**Task:** From the first line to the last, write out the data below exactly.

(Dataset excerpts Opens)

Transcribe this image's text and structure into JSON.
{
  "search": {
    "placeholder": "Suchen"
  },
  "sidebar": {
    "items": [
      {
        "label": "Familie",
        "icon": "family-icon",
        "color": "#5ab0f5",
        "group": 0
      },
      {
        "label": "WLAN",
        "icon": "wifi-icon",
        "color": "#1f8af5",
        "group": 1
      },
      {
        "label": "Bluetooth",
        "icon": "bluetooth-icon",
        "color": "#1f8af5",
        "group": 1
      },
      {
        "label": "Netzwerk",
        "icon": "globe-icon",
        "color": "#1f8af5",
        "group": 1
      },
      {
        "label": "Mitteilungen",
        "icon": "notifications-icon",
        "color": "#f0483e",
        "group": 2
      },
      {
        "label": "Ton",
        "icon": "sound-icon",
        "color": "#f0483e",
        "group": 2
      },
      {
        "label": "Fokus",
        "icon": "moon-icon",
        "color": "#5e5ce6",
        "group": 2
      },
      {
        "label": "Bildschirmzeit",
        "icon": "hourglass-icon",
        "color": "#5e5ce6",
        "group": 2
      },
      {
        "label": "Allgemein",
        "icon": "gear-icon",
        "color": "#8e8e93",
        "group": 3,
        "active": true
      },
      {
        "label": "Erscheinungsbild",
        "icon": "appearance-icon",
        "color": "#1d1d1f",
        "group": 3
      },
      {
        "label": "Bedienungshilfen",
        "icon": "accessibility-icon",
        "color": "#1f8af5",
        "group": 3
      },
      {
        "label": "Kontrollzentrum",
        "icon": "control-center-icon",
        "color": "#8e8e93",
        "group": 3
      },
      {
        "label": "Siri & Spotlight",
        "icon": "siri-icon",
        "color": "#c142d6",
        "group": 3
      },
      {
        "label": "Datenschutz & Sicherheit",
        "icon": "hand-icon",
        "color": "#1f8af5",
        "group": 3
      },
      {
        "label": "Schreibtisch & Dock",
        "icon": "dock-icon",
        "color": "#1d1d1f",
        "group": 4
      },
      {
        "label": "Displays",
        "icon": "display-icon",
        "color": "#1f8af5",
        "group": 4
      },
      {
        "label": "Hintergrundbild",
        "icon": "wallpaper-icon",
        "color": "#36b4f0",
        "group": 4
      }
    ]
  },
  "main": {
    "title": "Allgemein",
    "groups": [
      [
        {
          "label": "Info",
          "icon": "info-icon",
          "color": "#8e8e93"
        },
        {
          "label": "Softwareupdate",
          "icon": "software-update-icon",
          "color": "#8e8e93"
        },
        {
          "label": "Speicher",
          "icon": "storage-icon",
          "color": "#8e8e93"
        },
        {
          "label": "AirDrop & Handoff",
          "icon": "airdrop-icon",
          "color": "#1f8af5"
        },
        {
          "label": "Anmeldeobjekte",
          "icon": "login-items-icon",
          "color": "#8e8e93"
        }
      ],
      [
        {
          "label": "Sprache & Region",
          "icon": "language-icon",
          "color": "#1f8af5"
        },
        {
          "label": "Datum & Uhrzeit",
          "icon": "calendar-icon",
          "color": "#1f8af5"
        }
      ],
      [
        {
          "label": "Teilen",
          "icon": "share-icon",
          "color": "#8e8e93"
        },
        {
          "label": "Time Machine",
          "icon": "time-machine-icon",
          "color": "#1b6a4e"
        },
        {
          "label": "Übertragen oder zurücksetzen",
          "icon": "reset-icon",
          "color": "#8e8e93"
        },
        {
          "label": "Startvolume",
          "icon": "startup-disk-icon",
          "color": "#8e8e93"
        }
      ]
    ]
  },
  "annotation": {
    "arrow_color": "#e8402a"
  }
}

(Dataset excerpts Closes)

**The completed task:**
Transcribe this image's text and structure into JSON.
{
  "search": {
    "placeholder": "Suchen"
  },
  "sidebar": {
    "items": [
      {
        "label": "Familie",
        "icon": "family-icon",
        "color": "#5ab0f5",
        "group": 0
      },
      {
        "label": "WLAN",
        "icon": "wifi-icon",
        "color": "#1f8af5",
        "group": 1
      },
      {
        "label": "Bluetooth",
        "icon": "bluetooth-icon",
        "color": "#1f8af5",
        "group": 1
      },
      {
        "label": "Netzwerk",
        "icon": "globe-icon",
        "color": "#1f8af5",
        "group": 1
      },
      {
        "label": "Mitteilungen",
        "icon": "notifications-icon",
        "color": "#f0483e",
        "group": 2
      },
      {
        "label": "Ton",
        "icon": "sound-icon",
        "color": "#f0483e",
        "group": 2
      },
      {
        "label": "Fokus",
        "icon": "moon-icon",
        "color": "#5e5ce6",
        "group": 2
      },
      {
        "label": "Bildschirmzeit",
        "icon": "hourglass-icon",
        "color": "#5e5ce6",
        "group": 2
      },
      {
        "label": "Allgemein",
        "icon": "gear-icon",
        "color": "#8e8e93",
        "group": 3,
        "active": true
      },
      {
        "label": "Erscheinungsbild",
        "icon": "appearance-icon",
        "color": "#1d1d1f",
        "group": 3
      },
      {
        "label": "Bedienungshilfen",
        "icon": "accessibility-icon",
        "color": "#1f8af5",
        "group": 3
      },
      {
        "label": "Kontrollzentrum",
        "icon": "control-center-icon",
        "color": "#8e8e93",
        "group": 3
      },
      {
        "label": "Siri & Spotlight",
        "icon": "siri-icon",
        "color": "#c142d6",
        "group": 3
      },
      {
        "label": "Datenschutz & Sicherheit",
        "icon": "hand-icon",
        "color": "#1f8af5",
        "group": 3
      },
      {
        "label": "Schreibtisch & Dock",
        "icon": "dock-icon",
        "color": "#1d1d1f",
        "group": 4
      },
      {
        "label": "Displays",
        "icon": "display-icon",
        "color": "#1f8af5",
        "group": 4
      },
      {
        "label": "Hintergrundbild",
        "icon": "wallpaper-icon",
        "color": "#36b4f0",
        "group": 4
      }
    ]
  },
  "main": {
    "title": "Allgemein",
    "groups": [
      [
        {
          "label": "Info",
          "icon": "info-icon",
          "color": "#8e8e93"
        },
        {
          "label": "Softwareupdate",
          "icon": "software-update-icon",
          "color": "#8e8e93"
        },
        {
          "label": "Speicher",
          "icon": "storage-icon",
          "color": "#8e8e93"
        },
        {
          "label": "AirDrop & Handoff",
          "icon": "airdrop-icon",
          "color": "#1f8af5"
        },
        {
          "label": "Anmeldeobjekte",
          "icon": "login-items-icon",
          "color": "#8e8e93"
        }
      ],
      [
        {
          "label": "Sprache & Region",
          "icon": "language-icon",
          "color": "#1f8af5"
        },
        {
          "label": "Datum & Uhrzeit",
          "icon": "calendar-icon",
          "color": "#1f8af5"
        }
      ],
      [
        {
          "label": "Teilen",
          "icon": "share-icon",
          "color": "#8e8e93"
        },
        {
          "label": "Time Machine",
          "icon": "time-machine-icon",
          "color": "#1b6a4e"
        },
        {
          "label": "Übertragen oder zurücksetzen",
          "icon": "reset-icon",
          "color": "#8e8e93"
        },
        {
          "label": "Startvolume",
          "icon": "startup-disk-icon",
          "color": "#8e8e93"
        }
      ]
    ]
  },
  "annotation": {
    "arrow_color": "#e8402a"
  }
}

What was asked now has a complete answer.